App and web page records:
——
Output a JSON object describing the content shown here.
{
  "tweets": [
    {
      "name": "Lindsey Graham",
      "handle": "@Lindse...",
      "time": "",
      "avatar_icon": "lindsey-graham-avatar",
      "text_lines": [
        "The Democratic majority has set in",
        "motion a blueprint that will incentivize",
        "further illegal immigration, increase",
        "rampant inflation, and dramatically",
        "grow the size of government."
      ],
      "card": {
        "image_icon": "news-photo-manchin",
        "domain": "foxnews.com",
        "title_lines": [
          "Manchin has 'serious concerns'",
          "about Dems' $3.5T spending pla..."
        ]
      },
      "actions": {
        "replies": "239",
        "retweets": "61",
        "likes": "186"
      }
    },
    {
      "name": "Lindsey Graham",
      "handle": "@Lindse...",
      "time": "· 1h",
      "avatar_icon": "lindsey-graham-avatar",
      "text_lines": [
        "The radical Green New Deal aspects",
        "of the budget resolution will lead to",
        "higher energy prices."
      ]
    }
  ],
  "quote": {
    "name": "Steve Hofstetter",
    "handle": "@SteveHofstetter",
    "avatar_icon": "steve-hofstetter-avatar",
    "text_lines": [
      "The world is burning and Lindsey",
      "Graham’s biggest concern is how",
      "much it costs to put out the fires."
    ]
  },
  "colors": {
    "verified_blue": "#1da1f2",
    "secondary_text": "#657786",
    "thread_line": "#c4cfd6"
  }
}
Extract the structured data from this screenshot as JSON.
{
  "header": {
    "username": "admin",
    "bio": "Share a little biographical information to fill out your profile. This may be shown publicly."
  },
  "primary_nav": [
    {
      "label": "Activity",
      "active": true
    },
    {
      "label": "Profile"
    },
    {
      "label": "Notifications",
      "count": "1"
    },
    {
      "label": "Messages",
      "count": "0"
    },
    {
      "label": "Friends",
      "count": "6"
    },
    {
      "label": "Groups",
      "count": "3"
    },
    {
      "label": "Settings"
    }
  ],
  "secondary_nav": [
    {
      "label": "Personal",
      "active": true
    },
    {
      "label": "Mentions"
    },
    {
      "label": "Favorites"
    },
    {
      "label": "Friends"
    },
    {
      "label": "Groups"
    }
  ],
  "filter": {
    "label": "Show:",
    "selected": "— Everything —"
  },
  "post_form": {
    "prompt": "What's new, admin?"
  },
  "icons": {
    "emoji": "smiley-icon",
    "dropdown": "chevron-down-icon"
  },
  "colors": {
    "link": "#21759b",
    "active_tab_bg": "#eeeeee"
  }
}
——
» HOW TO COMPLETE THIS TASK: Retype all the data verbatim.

» ANSWER FOR THE TASK:
Output a JSON object describing the content shown here.
{
  "tweets": [
    {
      "name": "Lindsey Graham",
      "handle": "@Lindse...",
      "time": "",
      "avatar_icon": "lindsey-graham-avatar",
      "text_lines": [
        "The Democratic majority has set in",
        "motion a blueprint that will incentivize",
        "further illegal immigration, increase",
        "rampant inflation, and dramatically",
        "grow the size of government."
      ],
      "card": {
        "image_icon": "news-photo-manchin",
        "domain": "foxnews.com",
        "title_lines": [
          "Manchin has 'serious concerns'",
          "about Dems' $3.5T spending pla..."
        ]
      },
      "actions": {
        "replies": "239",
        "retweets": "61",
        "likes": "186"
      }
    },
    {
      "name": "Lindsey Graham",
      "handle": "@Lindse...",
      "time": "· 1h",
      "avatar_icon": "lindsey-graham-avatar",
      "text_lines": [
        "The radical Green New Deal aspects",
        "of the budget resolution will lead to",
        "higher energy prices."
      ]
    }
  ],
  "quote": {
    "name": "Steve Hofstetter",
    "handle": "@SteveHofstetter",
    "avatar_icon": "steve-hofstetter-avatar",
    "text_lines": [
      "The world is burning and Lindsey",
      "Graham’s biggest concern is how",
      "much it costs to put out the fires."
    ]
  },
  "colors": {
    "verified_blue": "#1da1f2",
    "secondary_text": "#657786",
    "thread_line": "#c4cfd6"
  }
}
Extract the structured data from this screenshot as JSON.
{
  "header": {
    "username": "admin",
    "bio": "Share a little biographical information to fill out your profile. This may be shown publicly."
  },
  "primary_nav": [
    {
      "label": "Activity",
      "active": true
    },
    {
      "label": "Profile"
    },
    {
      "label": "Notifications",
      "count": "1"
    },
    {
      "label": "Messages",
      "count": "0"
    },
    {
      "label": "Friends",
      "count": "6"
    },
    {
      "label": "Groups",
      "count": "3"
    },
    {
      "label": "Settings"
    }
  ],
  "secondary_nav": [
    {
      "label": "Personal",
      "active": true
    },
    {
      "label": "Mentions"
    },
    {
      "label": "Favorites"
    },
    {
      "label": "Friends"
    },
    {
      "label": "Groups"
    }
  ],
  "filter": {
    "label": "Show:",
    "selected": "— Everything —"
  },
  "post_form": {
    "prompt": "What's new, admin?"
  },
  "icons": {
    "emoji": "smiley-icon",
    "dropdown": "chevron-down-icon"
  },
  "colors": {
    "link": "#21759b",
    "active_tab_bg": "#eeeeee"
  }
}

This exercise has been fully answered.